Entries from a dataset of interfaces
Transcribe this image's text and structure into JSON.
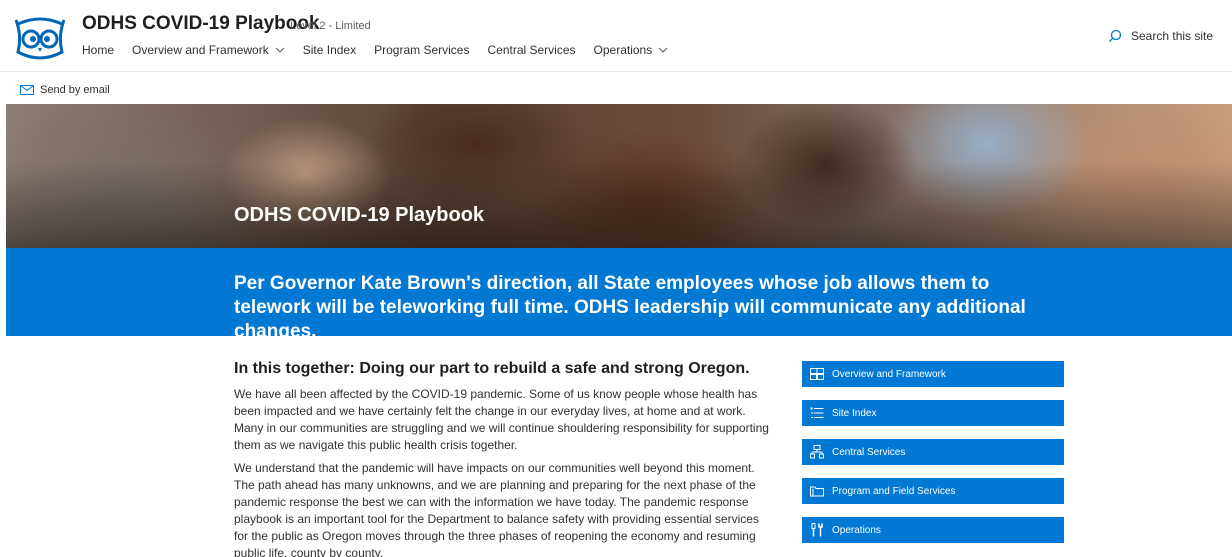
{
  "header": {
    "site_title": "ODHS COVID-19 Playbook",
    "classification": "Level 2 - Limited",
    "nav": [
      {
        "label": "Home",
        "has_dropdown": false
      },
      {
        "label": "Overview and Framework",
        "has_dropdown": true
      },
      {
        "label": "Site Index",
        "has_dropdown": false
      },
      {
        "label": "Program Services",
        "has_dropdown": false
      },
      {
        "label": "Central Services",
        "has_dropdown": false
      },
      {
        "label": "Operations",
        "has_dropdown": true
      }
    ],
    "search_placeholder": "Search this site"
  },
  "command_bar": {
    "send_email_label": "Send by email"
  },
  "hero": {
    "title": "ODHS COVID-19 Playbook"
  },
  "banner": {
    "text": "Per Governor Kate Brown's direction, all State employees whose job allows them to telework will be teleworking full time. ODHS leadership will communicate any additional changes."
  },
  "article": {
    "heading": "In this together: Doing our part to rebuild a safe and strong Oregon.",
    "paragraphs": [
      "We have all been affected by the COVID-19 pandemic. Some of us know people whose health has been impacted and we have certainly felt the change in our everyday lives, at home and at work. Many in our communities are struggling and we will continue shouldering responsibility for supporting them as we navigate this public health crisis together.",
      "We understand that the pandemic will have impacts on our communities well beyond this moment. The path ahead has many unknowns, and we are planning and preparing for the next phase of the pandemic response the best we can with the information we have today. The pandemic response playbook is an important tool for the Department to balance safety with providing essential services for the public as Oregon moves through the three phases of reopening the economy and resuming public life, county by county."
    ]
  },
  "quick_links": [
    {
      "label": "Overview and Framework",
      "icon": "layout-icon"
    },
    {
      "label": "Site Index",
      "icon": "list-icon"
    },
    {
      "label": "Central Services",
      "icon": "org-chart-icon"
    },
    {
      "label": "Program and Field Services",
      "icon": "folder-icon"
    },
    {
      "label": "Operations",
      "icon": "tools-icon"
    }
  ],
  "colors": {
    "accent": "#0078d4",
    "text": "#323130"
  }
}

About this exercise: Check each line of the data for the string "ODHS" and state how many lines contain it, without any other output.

Output: 3